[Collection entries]

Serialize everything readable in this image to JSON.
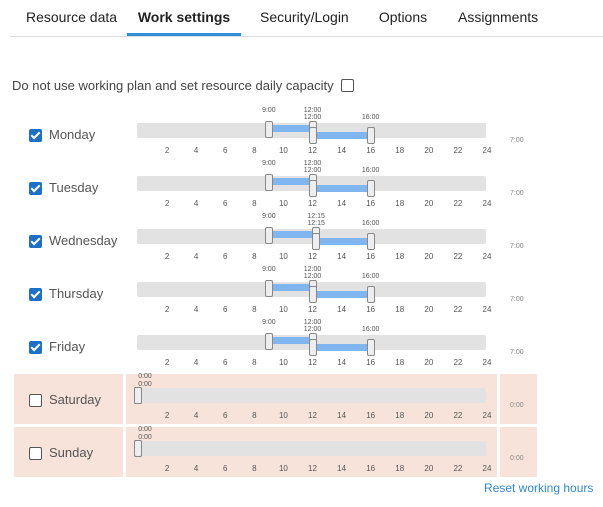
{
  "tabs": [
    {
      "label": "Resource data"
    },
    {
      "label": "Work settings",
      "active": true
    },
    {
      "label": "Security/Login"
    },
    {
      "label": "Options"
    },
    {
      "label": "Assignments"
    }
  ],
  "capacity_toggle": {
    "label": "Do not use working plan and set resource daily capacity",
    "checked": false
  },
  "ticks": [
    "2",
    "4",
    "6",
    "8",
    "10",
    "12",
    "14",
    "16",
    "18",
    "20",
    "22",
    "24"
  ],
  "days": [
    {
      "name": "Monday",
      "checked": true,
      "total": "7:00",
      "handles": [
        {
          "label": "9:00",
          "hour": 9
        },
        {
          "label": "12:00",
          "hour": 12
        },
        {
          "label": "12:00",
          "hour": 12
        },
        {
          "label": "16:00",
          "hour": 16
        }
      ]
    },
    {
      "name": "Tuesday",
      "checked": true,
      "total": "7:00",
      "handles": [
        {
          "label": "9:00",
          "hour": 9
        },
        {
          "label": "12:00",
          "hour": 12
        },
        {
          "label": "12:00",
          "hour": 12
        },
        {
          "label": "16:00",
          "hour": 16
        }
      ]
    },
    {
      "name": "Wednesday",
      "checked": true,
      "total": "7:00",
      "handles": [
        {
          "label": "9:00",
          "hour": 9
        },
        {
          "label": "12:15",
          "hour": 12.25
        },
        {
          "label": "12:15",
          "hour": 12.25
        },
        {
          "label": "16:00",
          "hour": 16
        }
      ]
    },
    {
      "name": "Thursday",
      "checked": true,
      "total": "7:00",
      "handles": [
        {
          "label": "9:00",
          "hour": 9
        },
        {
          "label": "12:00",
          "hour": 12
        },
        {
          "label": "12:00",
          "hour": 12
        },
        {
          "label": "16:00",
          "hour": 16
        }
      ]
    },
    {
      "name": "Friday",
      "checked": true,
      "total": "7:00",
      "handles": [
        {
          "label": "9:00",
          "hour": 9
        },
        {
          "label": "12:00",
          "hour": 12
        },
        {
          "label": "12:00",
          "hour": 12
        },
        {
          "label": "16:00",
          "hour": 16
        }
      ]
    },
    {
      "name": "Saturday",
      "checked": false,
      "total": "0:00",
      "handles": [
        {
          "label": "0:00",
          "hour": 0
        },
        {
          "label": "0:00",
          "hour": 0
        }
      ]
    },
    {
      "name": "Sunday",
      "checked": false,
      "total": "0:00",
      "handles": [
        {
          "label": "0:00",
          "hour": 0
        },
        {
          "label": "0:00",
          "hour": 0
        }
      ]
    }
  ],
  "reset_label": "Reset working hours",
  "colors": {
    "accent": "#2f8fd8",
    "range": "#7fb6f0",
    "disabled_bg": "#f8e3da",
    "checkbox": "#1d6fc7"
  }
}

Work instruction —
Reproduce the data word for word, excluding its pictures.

Problem solution —
Serialize everything readable in this image to JSON.
{
  "tabs": [
    {
      "label": "Resource data"
    },
    {
      "label": "Work settings",
      "active": true
    },
    {
      "label": "Security/Login"
    },
    {
      "label": "Options"
    },
    {
      "label": "Assignments"
    }
  ],
  "capacity_toggle": {
    "label": "Do not use working plan and set resource daily capacity",
    "checked": false
  },
  "ticks": [
    "2",
    "4",
    "6",
    "8",
    "10",
    "12",
    "14",
    "16",
    "18",
    "20",
    "22",
    "24"
  ],
  "days": [
    {
      "name": "Monday",
      "checked": true,
      "total": "7:00",
      "handles": [
        {
          "label": "9:00",
          "hour": 9
        },
        {
          "label": "12:00",
          "hour": 12
        },
        {
          "label": "12:00",
          "hour": 12
        },
        {
          "label": "16:00",
          "hour": 16
        }
      ]
    },
    {
      "name": "Tuesday",
      "checked": true,
      "total": "7:00",
      "handles": [
        {
          "label": "9:00",
          "hour": 9
        },
        {
          "label": "12:00",
          "hour": 12
        },
        {
          "label": "12:00",
          "hour": 12
        },
        {
          "label": "16:00",
          "hour": 16
        }
      ]
    },
    {
      "name": "Wednesday",
      "checked": true,
      "total": "7:00",
      "handles": [
        {
          "label": "9:00",
          "hour": 9
        },
        {
          "label": "12:15",
          "hour": 12.25
        },
        {
          "label": "12:15",
          "hour": 12.25
        },
        {
          "label": "16:00",
          "hour": 16
        }
      ]
    },
    {
      "name": "Thursday",
      "checked": true,
      "total": "7:00",
      "handles": [
        {
          "label": "9:00",
          "hour": 9
        },
        {
          "label": "12:00",
          "hour": 12
        },
        {
          "label": "12:00",
          "hour": 12
        },
        {
          "label": "16:00",
          "hour": 16
        }
      ]
    },
    {
      "name": "Friday",
      "checked": true,
      "total": "7:00",
      "handles": [
        {
          "label": "9:00",
          "hour": 9
        },
        {
          "label": "12:00",
          "hour": 12
        },
        {
          "label": "12:00",
          "hour": 12
        },
        {
          "label": "16:00",
          "hour": 16
        }
      ]
    },
    {
      "name": "Saturday",
      "checked": false,
      "total": "0:00",
      "handles": [
        {
          "label": "0:00",
          "hour": 0
        },
        {
          "label": "0:00",
          "hour": 0
        }
      ]
    },
    {
      "name": "Sunday",
      "checked": false,
      "total": "0:00",
      "handles": [
        {
          "label": "0:00",
          "hour": 0
        },
        {
          "label": "0:00",
          "hour": 0
        }
      ]
    }
  ],
  "reset_label": "Reset working hours",
  "colors": {
    "accent": "#2f8fd8",
    "range": "#7fb6f0",
    "disabled_bg": "#f8e3da",
    "checkbox": "#1d6fc7"
  }
}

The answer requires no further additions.